The Bee Conservancy is distributing 500 bee homes in total. The ones receiving the hives are local community-focused organisations like for example, community gardens, schools or tribal organisations. Guillermo Fernandez, founder and executive director of The Bee Conservancy, tells Treehugger:
“We’re looking for organizations that share our passion to nurture local bee populations, create habitat for them, and support their communities and local food systems.”
The bee homes are designed by woodworker Cornelius Schmid and are built with Forest Stewardship Council (FSC) certified sustainably sourced wood. The homes are built by Brooklyn Wood, a group that teaches woodworking and fabrication skills to unemployed and low-income New Yorkers. The major part of this project was sponsored by Garnier.
To get the most optimal bee house, members of the group researched where native bees are interested in living and what sustains them. With all the information gathered they incorporated those factors into their bee homes.
Native bees are more solitary than honey bees and prefer to live alone in holes found in wood or reeds or simply in the ground. The Bee Conservancy's homes replicate nature with wood tubes for nesting. Unlike the bee homes you can buy in stores, this special one has three types of tubes for nesting. Having a mix of tubes ensures that different bees can use the “house”. It also decreases the chance of illness or pests being spread between bees. Last but not least. The homes have landing boards so the bees can rest while carrying food, pollen or water.

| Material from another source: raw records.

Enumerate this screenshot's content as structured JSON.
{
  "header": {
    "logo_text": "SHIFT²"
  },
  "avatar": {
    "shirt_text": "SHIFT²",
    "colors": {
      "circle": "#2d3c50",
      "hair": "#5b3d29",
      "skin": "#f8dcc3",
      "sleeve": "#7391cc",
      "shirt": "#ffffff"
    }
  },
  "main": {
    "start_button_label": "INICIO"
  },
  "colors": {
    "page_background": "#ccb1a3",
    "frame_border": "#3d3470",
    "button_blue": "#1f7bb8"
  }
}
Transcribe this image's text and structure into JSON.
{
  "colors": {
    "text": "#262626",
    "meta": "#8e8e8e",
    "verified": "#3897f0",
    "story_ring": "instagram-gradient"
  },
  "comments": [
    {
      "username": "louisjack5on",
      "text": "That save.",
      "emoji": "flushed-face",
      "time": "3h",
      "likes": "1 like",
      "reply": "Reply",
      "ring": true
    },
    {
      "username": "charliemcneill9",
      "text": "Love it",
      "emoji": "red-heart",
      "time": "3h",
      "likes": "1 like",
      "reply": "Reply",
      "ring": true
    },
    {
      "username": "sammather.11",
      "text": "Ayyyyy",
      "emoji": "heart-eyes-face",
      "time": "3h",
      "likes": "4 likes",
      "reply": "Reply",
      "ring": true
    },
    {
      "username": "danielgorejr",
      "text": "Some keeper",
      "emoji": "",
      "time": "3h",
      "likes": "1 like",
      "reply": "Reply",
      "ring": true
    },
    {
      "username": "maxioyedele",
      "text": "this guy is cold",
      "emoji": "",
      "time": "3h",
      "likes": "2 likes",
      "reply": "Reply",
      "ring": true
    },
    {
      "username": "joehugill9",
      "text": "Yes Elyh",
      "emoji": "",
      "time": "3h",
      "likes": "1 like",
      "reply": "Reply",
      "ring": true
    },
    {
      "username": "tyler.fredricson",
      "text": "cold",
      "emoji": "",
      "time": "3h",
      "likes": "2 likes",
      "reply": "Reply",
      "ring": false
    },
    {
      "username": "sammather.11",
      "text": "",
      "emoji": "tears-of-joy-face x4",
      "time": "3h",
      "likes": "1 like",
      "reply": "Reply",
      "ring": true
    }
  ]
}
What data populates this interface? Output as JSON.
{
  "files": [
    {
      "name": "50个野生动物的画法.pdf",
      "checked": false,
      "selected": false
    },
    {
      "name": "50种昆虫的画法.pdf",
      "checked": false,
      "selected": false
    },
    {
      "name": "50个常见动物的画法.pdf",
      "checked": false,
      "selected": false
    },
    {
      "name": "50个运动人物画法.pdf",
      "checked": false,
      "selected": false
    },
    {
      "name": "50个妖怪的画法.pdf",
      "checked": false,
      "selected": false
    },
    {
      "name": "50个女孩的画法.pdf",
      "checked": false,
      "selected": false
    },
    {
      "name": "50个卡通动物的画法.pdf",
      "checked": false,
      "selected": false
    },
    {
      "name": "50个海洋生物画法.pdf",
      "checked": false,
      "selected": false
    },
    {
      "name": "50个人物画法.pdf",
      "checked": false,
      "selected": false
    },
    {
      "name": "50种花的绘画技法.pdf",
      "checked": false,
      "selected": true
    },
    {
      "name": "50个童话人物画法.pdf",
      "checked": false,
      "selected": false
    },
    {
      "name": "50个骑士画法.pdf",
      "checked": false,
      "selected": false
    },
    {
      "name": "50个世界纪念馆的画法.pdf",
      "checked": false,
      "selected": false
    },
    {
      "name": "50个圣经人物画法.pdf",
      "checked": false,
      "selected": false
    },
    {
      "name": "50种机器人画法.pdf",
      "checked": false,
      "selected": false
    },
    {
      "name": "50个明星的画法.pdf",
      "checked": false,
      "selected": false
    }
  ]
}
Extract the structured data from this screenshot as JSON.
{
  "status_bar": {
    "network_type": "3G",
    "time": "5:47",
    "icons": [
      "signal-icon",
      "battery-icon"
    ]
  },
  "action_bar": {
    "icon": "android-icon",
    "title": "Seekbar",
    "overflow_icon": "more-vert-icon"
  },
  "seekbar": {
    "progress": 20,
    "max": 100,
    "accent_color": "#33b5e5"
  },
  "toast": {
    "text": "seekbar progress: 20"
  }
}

“By adding to our bee house a set of removable shelves that also act as landing boards, we’re creating an opportunity for awardees to observe the bees that land on the boards. Not only will we be able to observe and identify the bee species that have moved in, but also note their health, the colour and type of pollen they’re carrying, and register any unique behaviours,” Fernandez says.
200 of the homes were distributed last fall and the 300 that’s left will be awarded this spring. Applications to receive a bee home are being accepted online until the end of April. Besides a bee home, the recipients will also be given educational materials and ongoing support.
“The bee houses will not only support the local ecosystem and pollinate nearby crops, but also provide an opportunity to educate and engage thousands of students and community members about sustainability and the importance of bees,” Fernandez explains.
Picture: The Bee Conservancy